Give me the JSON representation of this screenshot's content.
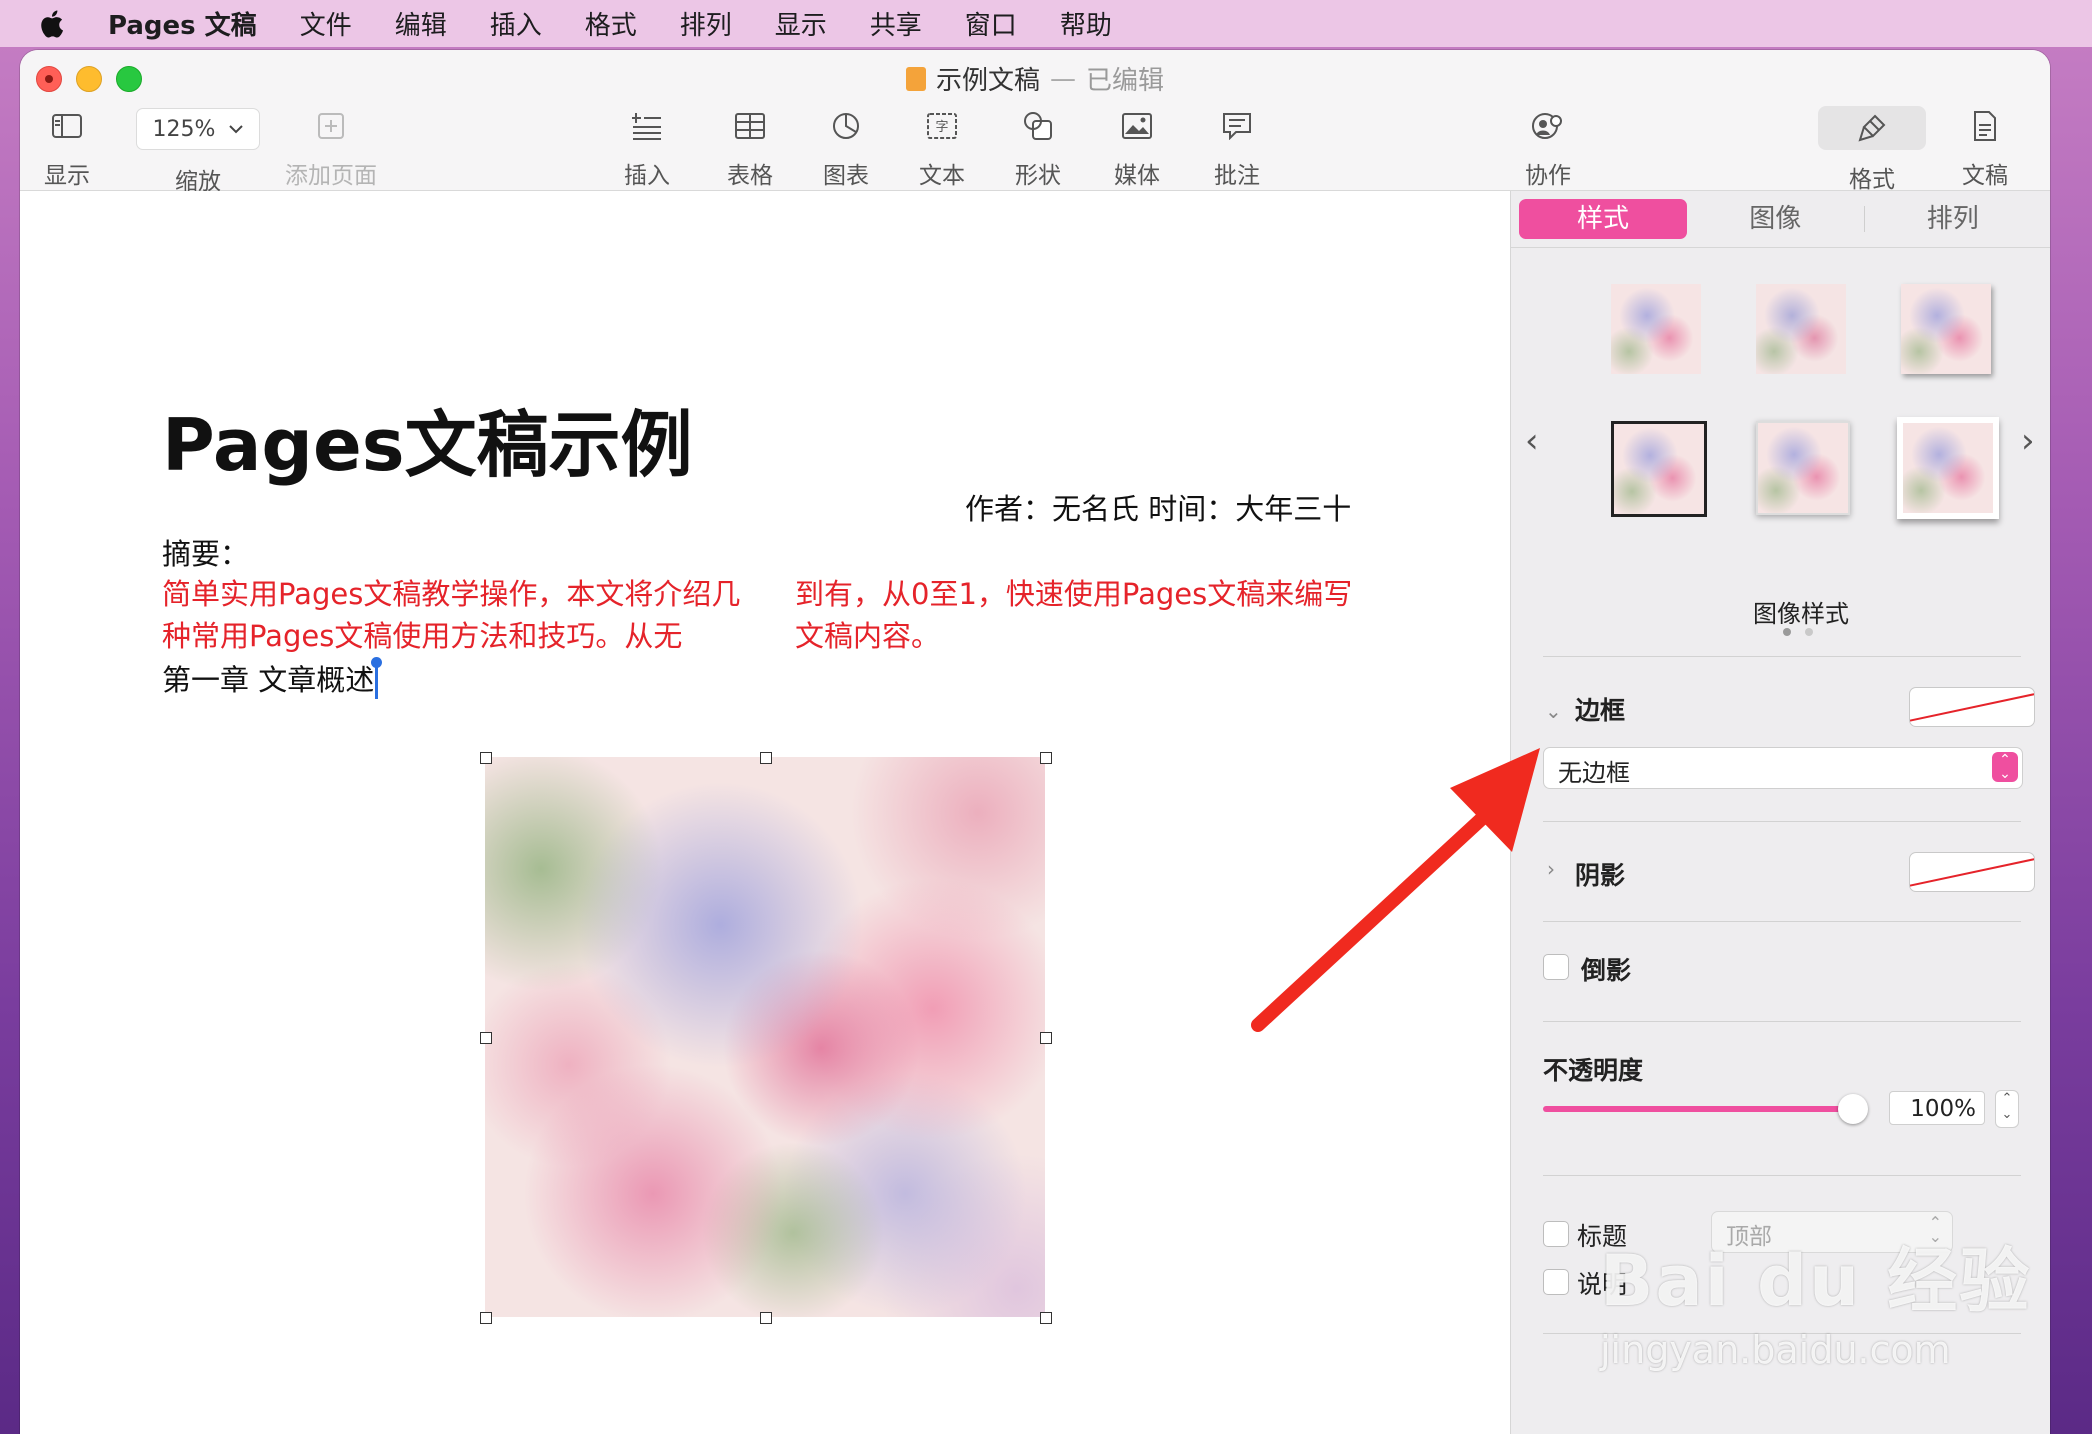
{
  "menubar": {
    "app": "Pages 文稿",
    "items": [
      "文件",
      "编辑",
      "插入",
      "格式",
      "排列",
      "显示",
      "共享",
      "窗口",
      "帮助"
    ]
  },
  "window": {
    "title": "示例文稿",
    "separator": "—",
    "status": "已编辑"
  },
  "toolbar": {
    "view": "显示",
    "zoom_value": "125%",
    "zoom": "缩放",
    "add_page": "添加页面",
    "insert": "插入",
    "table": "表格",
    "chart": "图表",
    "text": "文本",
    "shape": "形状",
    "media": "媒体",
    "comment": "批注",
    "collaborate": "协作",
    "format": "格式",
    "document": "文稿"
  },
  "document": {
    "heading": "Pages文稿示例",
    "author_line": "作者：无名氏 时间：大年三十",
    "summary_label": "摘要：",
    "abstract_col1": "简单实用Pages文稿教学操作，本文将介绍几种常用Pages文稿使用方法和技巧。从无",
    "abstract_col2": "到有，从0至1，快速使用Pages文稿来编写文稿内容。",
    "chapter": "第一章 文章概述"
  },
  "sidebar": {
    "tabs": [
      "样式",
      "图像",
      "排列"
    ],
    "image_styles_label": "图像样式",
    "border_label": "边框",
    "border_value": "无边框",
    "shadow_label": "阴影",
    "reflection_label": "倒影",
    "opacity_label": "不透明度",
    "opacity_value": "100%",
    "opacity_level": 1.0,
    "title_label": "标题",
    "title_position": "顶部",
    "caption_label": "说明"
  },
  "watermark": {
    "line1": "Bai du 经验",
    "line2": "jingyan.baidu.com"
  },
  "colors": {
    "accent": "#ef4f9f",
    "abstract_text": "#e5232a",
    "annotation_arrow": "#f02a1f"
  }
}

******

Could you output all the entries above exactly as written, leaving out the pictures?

> _Finished task_:
Give me the JSON representation of this screenshot's content.
{
  "menubar": {
    "app": "Pages 文稿",
    "items": [
      "文件",
      "编辑",
      "插入",
      "格式",
      "排列",
      "显示",
      "共享",
      "窗口",
      "帮助"
    ]
  },
  "window": {
    "title": "示例文稿",
    "separator": "—",
    "status": "已编辑"
  },
  "toolbar": {
    "view": "显示",
    "zoom_value": "125%",
    "zoom": "缩放",
    "add_page": "添加页面",
    "insert": "插入",
    "table": "表格",
    "chart": "图表",
    "text": "文本",
    "shape": "形状",
    "media": "媒体",
    "comment": "批注",
    "collaborate": "协作",
    "format": "格式",
    "document": "文稿"
  },
  "document": {
    "heading": "Pages文稿示例",
    "author_line": "作者：无名氏 时间：大年三十",
    "summary_label": "摘要：",
    "abstract_col1": "简单实用Pages文稿教学操作，本文将介绍几种常用Pages文稿使用方法和技巧。从无",
    "abstract_col2": "到有，从0至1，快速使用Pages文稿来编写文稿内容。",
    "chapter": "第一章 文章概述"
  },
  "sidebar": {
    "tabs": [
      "样式",
      "图像",
      "排列"
    ],
    "image_styles_label": "图像样式",
    "border_label": "边框",
    "border_value": "无边框",
    "shadow_label": "阴影",
    "reflection_label": "倒影",
    "opacity_label": "不透明度",
    "opacity_value": "100%",
    "opacity_level": 1.0,
    "title_label": "标题",
    "title_position": "顶部",
    "caption_label": "说明"
  },
  "watermark": {
    "line1": "Bai du 经验",
    "line2": "jingyan.baidu.com"
  },
  "colors": {
    "accent": "#ef4f9f",
    "abstract_text": "#e5232a",
    "annotation_arrow": "#f02a1f"
  }
}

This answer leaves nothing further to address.